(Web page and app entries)
────────

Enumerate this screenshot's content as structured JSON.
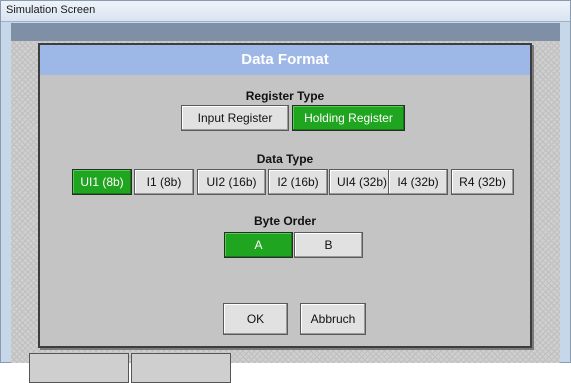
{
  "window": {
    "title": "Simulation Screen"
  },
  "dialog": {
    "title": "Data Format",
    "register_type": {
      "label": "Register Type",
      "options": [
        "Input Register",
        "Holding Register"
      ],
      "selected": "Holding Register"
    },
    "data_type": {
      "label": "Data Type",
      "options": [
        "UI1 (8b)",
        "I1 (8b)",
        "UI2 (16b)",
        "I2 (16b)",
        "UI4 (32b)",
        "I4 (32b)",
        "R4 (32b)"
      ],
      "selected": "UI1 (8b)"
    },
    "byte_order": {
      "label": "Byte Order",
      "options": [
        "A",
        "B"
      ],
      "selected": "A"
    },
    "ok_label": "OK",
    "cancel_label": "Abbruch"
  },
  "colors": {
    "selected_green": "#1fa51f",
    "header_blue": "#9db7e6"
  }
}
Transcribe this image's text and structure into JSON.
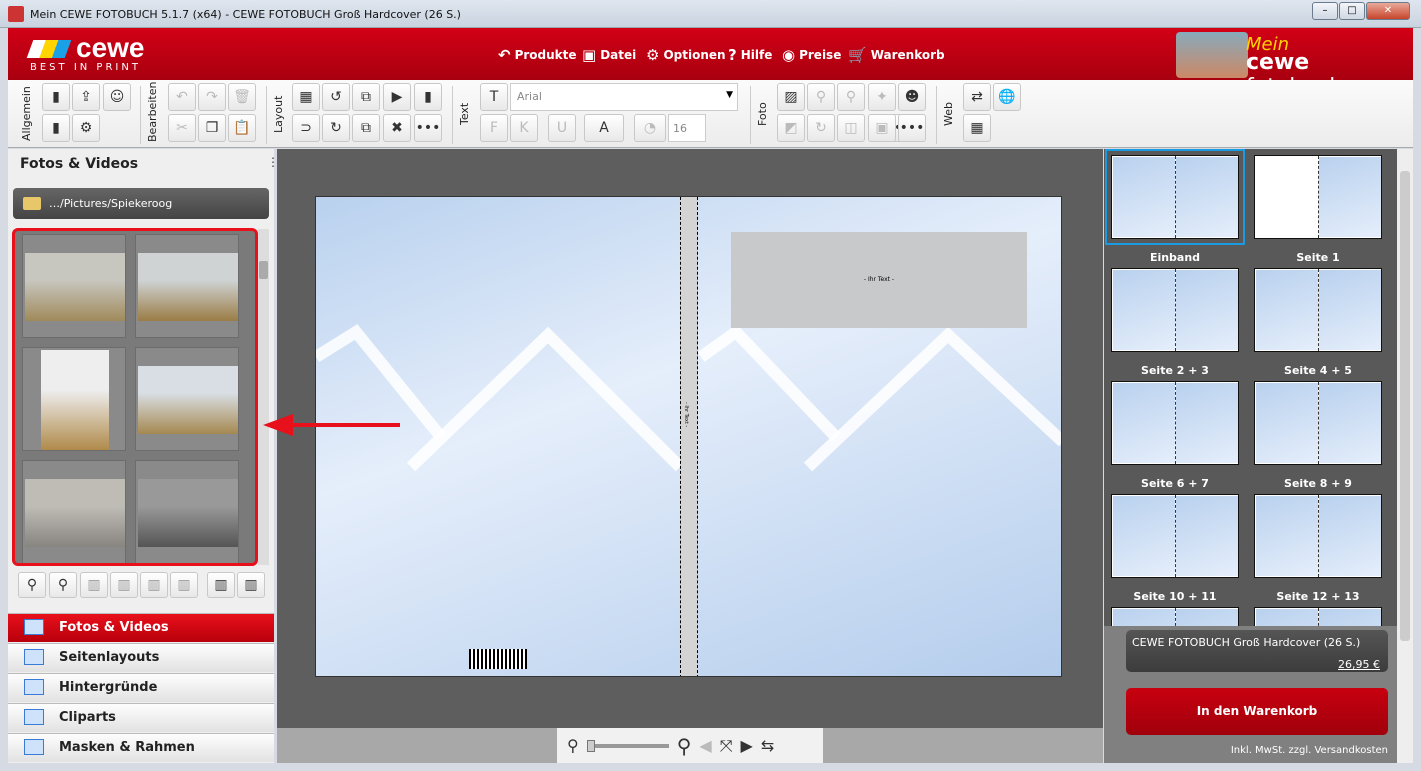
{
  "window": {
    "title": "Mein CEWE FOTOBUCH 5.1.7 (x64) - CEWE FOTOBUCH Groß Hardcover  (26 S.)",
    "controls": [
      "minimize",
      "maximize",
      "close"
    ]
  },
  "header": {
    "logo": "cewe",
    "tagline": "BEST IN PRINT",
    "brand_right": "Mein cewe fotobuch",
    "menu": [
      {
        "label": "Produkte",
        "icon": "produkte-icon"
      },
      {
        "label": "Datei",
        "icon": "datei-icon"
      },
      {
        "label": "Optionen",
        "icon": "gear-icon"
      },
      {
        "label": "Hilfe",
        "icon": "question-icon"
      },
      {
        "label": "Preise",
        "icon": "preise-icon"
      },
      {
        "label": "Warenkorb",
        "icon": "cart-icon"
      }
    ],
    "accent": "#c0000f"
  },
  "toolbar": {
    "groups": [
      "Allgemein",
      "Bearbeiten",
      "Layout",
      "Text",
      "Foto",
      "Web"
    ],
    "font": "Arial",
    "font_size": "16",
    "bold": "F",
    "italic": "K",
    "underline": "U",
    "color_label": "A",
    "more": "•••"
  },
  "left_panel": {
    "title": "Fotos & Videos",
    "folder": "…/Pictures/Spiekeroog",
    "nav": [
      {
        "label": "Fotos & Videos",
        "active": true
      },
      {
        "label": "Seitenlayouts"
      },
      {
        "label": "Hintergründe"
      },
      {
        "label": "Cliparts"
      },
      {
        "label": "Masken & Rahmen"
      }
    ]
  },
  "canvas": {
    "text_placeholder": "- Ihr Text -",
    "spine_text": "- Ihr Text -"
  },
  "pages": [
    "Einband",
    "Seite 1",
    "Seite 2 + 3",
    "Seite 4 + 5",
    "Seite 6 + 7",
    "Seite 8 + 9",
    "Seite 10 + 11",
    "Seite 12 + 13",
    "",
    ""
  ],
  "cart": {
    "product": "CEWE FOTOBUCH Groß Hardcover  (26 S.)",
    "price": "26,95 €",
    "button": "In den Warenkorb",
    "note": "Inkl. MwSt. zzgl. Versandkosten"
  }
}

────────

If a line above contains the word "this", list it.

Enumerate this screenshot's content as structured JSON.
Transcribe this image's text and structure into JSON.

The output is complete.